“The E-layer peak height (hmE) is a very stable characteristic that remained unaffected by the eclipse and maintained its normal values around 100 km…” [p.2410, col. 1]
“Fig. 11 shows the true height contours for twelve frequencies from 2.8 MHz to 5.0 MHz respectively for the day of the eclipse (panel A) and the reference (panel B) days.… In Fig. 11A the arrows indicate wave-like disturbances similar to the oscillations seen in the drift and tilt measurements (cf. Figs. 8-10).” [p.2412, col. 2].

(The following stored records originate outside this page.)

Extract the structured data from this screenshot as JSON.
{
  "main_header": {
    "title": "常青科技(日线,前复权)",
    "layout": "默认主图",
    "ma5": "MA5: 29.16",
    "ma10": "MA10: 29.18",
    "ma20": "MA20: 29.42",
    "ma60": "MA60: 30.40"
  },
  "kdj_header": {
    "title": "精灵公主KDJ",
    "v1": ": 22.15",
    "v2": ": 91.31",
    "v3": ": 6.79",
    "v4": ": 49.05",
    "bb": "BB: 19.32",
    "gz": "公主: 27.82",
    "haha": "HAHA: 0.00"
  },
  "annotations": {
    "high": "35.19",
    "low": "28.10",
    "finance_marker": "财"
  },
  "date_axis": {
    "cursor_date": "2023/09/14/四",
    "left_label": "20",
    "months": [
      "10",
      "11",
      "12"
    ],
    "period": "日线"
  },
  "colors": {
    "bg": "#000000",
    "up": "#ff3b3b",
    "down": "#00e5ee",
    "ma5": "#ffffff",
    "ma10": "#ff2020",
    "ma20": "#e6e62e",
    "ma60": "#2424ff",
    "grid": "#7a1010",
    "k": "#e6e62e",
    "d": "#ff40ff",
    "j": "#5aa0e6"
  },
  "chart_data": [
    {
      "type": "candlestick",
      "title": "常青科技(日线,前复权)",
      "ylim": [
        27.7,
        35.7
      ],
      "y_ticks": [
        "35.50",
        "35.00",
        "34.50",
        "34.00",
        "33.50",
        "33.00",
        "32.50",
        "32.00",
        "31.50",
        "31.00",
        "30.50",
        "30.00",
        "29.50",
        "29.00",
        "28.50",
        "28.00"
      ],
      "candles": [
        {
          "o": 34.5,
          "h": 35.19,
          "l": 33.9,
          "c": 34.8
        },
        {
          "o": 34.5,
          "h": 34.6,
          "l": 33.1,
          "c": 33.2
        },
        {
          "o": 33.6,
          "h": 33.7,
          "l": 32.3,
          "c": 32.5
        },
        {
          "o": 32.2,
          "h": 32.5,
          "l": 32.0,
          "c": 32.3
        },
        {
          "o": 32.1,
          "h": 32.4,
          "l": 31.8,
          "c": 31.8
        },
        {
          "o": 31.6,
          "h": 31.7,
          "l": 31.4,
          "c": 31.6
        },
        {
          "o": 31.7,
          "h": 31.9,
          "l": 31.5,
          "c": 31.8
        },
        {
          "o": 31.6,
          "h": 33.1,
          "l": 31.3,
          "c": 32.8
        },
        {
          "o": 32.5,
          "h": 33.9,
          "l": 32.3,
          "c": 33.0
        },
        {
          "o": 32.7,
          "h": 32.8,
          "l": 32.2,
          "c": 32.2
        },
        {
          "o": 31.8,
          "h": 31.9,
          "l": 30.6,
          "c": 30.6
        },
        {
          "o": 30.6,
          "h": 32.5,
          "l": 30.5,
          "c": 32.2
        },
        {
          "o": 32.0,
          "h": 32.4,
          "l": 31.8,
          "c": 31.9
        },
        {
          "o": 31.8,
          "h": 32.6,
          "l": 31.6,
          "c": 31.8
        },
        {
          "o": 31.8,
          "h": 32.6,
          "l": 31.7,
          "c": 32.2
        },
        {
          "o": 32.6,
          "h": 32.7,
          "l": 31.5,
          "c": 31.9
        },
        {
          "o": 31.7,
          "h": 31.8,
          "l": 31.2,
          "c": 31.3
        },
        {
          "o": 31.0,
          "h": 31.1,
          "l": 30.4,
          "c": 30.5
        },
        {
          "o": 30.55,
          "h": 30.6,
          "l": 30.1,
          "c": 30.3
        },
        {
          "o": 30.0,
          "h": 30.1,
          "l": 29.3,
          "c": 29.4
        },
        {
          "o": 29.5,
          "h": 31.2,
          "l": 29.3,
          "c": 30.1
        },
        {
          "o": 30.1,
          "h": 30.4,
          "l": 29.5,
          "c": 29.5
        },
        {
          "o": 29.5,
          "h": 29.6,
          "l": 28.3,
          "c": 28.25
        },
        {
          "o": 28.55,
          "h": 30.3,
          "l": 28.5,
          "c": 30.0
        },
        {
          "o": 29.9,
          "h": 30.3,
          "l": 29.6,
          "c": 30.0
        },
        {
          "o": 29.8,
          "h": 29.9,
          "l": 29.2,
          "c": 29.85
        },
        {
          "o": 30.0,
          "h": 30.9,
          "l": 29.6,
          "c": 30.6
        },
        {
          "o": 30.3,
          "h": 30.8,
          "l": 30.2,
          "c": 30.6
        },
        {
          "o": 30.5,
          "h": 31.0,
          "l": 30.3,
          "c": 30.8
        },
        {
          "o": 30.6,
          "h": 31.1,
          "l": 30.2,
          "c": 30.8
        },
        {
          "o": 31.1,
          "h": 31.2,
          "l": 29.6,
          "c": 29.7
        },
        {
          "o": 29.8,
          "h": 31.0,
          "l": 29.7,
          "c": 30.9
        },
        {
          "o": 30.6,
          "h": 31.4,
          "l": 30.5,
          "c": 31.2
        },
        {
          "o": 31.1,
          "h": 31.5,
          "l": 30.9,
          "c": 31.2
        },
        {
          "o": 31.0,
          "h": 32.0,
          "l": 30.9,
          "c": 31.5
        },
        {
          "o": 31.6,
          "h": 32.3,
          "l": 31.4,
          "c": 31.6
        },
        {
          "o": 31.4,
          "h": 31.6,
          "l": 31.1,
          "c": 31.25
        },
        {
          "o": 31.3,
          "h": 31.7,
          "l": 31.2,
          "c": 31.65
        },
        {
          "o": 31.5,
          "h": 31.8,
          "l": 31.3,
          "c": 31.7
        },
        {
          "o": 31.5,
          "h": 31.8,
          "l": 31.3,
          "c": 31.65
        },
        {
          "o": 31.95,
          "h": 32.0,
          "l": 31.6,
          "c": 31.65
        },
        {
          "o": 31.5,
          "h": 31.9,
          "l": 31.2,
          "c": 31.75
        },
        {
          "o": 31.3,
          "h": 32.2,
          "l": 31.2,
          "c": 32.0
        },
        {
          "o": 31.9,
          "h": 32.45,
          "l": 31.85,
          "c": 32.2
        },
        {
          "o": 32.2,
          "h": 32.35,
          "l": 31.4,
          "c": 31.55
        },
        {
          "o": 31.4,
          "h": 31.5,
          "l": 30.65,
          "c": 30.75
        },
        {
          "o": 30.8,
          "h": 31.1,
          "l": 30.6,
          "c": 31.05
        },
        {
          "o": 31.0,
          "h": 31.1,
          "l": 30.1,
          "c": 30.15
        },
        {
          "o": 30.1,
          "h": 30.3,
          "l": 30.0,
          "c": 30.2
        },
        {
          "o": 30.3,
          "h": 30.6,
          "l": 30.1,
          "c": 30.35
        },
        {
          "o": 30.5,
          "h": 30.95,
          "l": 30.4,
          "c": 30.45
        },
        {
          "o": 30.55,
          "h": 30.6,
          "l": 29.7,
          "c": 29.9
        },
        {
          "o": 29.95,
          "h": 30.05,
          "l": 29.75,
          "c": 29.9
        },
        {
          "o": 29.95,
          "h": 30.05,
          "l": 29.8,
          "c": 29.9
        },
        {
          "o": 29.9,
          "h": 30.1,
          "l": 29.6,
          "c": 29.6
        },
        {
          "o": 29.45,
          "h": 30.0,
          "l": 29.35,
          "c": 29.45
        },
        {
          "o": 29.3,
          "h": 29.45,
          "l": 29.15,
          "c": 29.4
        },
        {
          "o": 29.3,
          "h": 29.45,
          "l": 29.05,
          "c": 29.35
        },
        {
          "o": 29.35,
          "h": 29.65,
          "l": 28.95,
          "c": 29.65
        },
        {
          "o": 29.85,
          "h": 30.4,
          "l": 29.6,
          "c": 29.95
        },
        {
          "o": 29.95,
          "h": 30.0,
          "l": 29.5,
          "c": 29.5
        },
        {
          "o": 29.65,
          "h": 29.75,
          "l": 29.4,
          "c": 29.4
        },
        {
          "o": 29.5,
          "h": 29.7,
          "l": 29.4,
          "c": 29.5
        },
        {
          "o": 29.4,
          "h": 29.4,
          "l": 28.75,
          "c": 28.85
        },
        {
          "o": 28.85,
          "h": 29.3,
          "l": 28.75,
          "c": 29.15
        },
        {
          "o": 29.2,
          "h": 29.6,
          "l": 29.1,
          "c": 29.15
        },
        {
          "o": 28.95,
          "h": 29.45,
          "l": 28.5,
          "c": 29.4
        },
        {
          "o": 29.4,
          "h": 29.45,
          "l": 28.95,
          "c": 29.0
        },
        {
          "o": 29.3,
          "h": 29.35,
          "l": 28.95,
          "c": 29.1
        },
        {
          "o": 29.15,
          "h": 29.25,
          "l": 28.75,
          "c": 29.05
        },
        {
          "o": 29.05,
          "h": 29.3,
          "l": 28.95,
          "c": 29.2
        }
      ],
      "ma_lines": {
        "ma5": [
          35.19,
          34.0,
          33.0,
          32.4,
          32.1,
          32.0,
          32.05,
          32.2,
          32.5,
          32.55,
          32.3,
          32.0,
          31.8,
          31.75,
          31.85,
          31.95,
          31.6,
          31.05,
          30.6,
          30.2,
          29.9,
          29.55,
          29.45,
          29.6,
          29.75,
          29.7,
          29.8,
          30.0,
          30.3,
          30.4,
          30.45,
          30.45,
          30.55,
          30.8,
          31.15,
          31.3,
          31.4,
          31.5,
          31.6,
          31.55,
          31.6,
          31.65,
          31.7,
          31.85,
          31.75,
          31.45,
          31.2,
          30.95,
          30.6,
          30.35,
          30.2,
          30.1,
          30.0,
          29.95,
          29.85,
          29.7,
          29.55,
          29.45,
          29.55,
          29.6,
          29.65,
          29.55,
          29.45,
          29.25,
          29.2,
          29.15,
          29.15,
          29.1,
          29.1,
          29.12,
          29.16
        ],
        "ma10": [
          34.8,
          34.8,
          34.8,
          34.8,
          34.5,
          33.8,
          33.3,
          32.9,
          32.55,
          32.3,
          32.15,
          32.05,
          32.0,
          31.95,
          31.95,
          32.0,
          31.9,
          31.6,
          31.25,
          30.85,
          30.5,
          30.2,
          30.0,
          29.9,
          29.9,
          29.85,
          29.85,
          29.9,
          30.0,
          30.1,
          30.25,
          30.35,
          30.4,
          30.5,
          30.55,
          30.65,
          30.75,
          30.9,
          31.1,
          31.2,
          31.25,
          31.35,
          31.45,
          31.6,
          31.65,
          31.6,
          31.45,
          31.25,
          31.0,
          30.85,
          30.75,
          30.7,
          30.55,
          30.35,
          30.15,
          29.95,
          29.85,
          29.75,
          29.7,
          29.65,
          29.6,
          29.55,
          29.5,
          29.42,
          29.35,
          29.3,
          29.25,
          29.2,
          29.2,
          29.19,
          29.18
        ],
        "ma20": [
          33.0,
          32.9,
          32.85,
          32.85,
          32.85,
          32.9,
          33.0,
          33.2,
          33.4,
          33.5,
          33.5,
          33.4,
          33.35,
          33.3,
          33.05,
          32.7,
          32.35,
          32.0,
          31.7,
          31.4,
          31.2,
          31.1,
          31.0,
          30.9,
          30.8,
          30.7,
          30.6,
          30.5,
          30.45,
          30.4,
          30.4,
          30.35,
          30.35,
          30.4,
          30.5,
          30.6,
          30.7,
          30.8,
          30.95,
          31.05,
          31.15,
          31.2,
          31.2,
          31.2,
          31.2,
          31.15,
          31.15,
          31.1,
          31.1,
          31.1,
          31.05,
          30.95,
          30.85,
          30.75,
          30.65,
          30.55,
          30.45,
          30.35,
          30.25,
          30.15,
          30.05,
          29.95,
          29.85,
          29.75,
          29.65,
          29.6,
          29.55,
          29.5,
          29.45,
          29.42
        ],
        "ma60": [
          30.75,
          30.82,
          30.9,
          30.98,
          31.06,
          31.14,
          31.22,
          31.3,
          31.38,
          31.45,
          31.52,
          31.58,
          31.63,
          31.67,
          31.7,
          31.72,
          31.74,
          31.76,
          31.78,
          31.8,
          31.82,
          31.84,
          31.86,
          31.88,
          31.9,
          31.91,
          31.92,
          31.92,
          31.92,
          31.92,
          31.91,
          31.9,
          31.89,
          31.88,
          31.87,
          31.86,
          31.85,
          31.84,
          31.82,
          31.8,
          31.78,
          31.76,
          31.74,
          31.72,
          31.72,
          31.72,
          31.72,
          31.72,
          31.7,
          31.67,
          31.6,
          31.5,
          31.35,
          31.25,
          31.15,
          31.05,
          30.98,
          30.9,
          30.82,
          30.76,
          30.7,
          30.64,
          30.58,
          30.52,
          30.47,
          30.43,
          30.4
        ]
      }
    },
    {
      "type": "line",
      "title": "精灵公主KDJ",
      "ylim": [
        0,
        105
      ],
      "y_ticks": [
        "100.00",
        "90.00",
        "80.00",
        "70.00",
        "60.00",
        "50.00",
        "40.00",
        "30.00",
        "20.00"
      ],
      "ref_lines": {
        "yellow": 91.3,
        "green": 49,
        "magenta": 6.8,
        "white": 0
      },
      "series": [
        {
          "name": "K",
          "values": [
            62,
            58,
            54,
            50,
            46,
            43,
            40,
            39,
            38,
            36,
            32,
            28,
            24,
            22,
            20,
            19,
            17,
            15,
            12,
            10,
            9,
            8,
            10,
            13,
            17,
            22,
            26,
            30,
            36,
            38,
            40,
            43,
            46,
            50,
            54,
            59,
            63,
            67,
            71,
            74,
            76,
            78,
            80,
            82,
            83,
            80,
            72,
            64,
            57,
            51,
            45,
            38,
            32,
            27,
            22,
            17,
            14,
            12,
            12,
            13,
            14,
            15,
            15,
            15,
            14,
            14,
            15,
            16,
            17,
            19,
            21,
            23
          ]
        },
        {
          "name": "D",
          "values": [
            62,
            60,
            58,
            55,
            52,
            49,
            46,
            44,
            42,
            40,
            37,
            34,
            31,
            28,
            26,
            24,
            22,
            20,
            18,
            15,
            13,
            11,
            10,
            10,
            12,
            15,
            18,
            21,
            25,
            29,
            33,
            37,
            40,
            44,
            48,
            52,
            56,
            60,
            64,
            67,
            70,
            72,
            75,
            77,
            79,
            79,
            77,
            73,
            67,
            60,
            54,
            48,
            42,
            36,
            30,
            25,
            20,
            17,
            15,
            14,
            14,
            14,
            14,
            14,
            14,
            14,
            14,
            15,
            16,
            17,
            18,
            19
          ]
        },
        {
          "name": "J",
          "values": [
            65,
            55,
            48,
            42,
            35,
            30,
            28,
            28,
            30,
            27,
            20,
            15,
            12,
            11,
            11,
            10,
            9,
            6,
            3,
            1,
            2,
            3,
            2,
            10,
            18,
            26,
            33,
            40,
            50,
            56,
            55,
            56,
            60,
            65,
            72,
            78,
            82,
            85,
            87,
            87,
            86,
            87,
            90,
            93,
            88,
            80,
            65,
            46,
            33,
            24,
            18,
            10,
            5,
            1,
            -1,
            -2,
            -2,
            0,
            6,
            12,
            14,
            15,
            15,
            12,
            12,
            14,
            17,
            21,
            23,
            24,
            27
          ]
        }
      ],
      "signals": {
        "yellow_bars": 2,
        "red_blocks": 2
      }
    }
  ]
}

“9. Discussion… In the lower ionosphere (E region), photochemistry is by far the dominant process governing the plasma density and distribution. Also, the frequency collision between, the ionized and neutral components in this region leads to a relatively short lifetime of the ion species, on average, about one minute. As a result, the E region is expected to react much faster to any change in solar radiation. Thus, this region is a perfect proxy for eclipse monitoring, as long as it is in the shadow of the Moon. The foE plot (Fig. 4) clearly shows that, except during the eclipse, the E layer is very similar from one day to the other, meaning that the lower ionosphere is not really affected in the period before the start of the eclipse… Since the E region is less affected by the magnetic field, if there were some plasma transport affects prior to the eclipse to be observed, there should undoubtedly be some markers in the E-region data to be seen, which is not the case.
Something else, however, was seen in the E region during the eclipse, which needed further investigation. The E-layer critical frequency started to decrease steadily as soon as the eclipse started and reached a bottom of 2.5 MHz, which remained unchanged for about 1.5 h between about 08:45 UT and 10:15 UT, including the time of the maximum eclipse…. The most probable explanation, in our interpretation of the data, is that the E layer was substantially depleted (almost nonexistent) at around the time of the eclipse maximum, thus resembling night-time conditions. This is supported by the substantial uplift in the true-height contours and the gap for frequencies above 4.2 MHz… Note also that simultaneous gaps occur in the drift and tilt measurements … suggesting very large ionospheric tilt… and drift readings (which is a sign of disturbed conditions).” [p.2413, col. 2 to 2414, col. 2].
Jim W5EST closes by wishing you GL on 630m during the present radio storm conditions!”
* High-resolution ionospheric observations and modeling over Belgium during the solar eclipse of 20 March 2015 including ﬁrst results of ionospheric tilt and plasma drift measurements. Adv. Space Res., 57(11), 2407–2419, (pub. online 11 March 2016). DOI: 10.1016/j.asr.2016.03.009 . http://ionosphere.meteo.be/node/22(4th listed paper, click “download” link). Coauthors: Verhulst, T.G.W., D. Sapundjiev, and S.M. Stankov. Royal Meteorological Institute (RMI), Brussels, Belgium.
Additions, corrections, clarifications, etc? Send me a message on the Contact page or directly to KB5NJD gmail dot (com)!